TASK GOAL: What follows is a set of records; repeat them exactly, without the pictures.

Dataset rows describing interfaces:
------------------------------------
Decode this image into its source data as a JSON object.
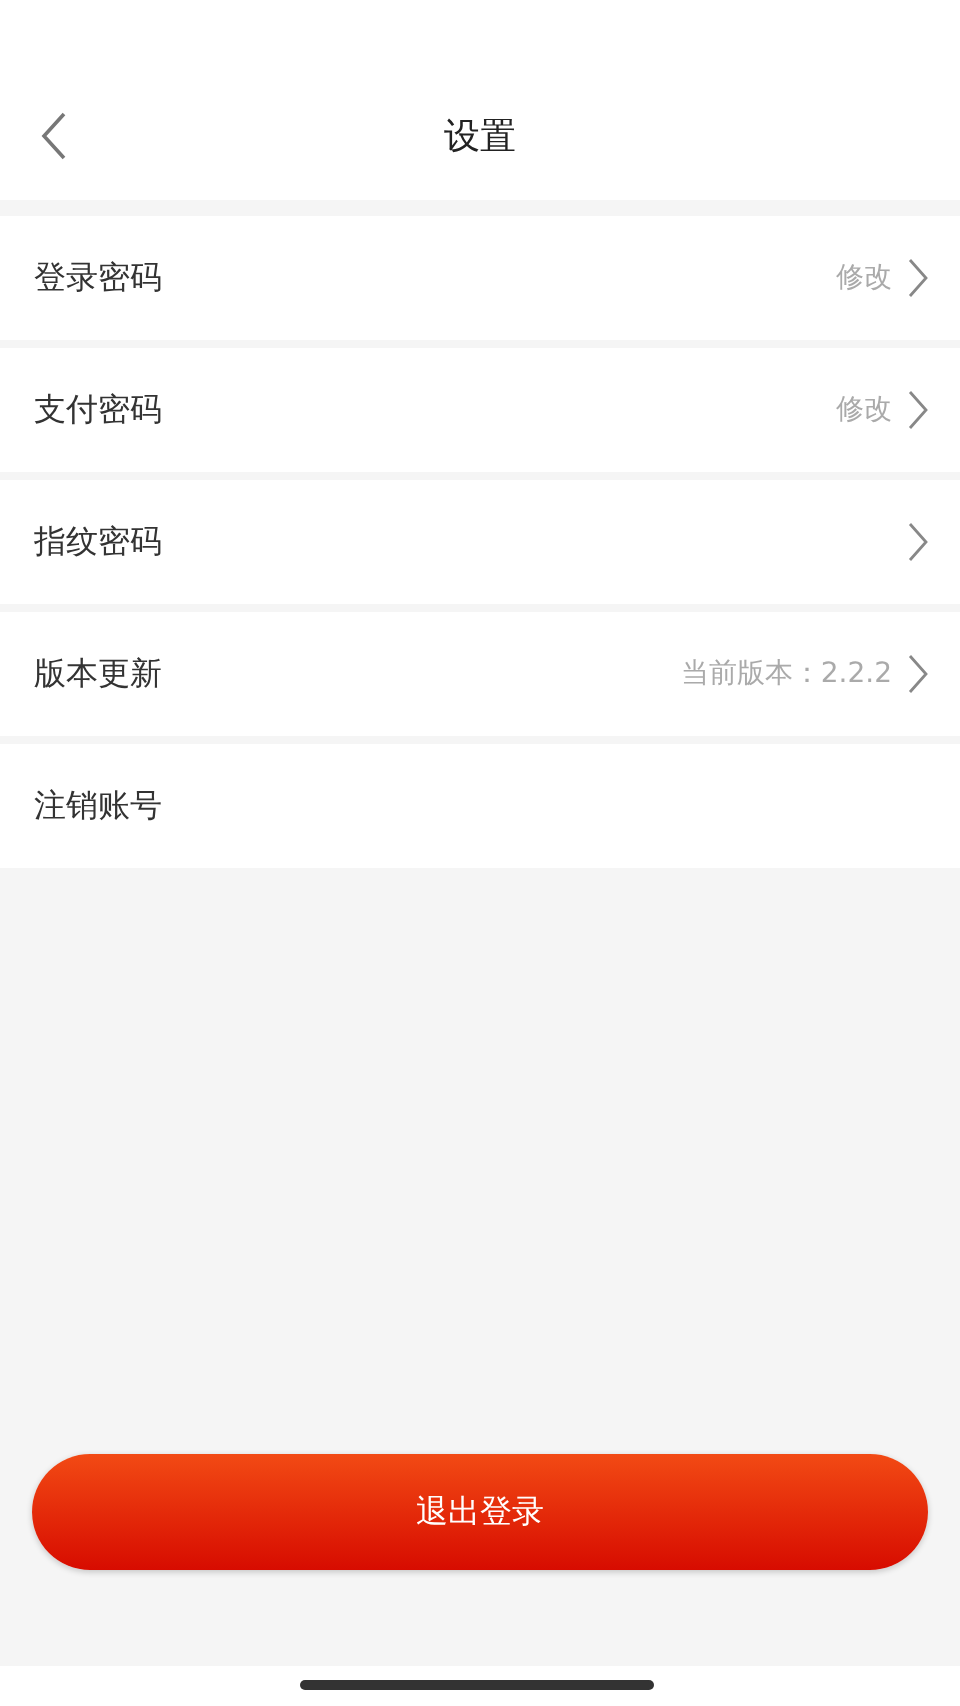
{
  "header": {
    "title": "设置"
  },
  "items": [
    {
      "label": "登录密码",
      "value": "修改",
      "chevron": true
    },
    {
      "label": "支付密码",
      "value": "修改",
      "chevron": true
    },
    {
      "label": "指纹密码",
      "chevron": true
    },
    {
      "label": "版本更新",
      "value": "当前版本：2.2.2",
      "chevron": true
    },
    {
      "label": "注销账号",
      "chevron": false
    }
  ],
  "logout_button": "退出登录"
}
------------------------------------
TASK SOLUTION:
Decode this image into its source data as a JSON object.
{
  "header": {
    "title": "设置"
  },
  "items": [
    {
      "label": "登录密码",
      "value": "修改",
      "chevron": true
    },
    {
      "label": "支付密码",
      "value": "修改",
      "chevron": true
    },
    {
      "label": "指纹密码",
      "chevron": true
    },
    {
      "label": "版本更新",
      "value": "当前版本：2.2.2",
      "chevron": true
    },
    {
      "label": "注销账号",
      "chevron": false
    }
  ],
  "logout_button": "退出登录"
}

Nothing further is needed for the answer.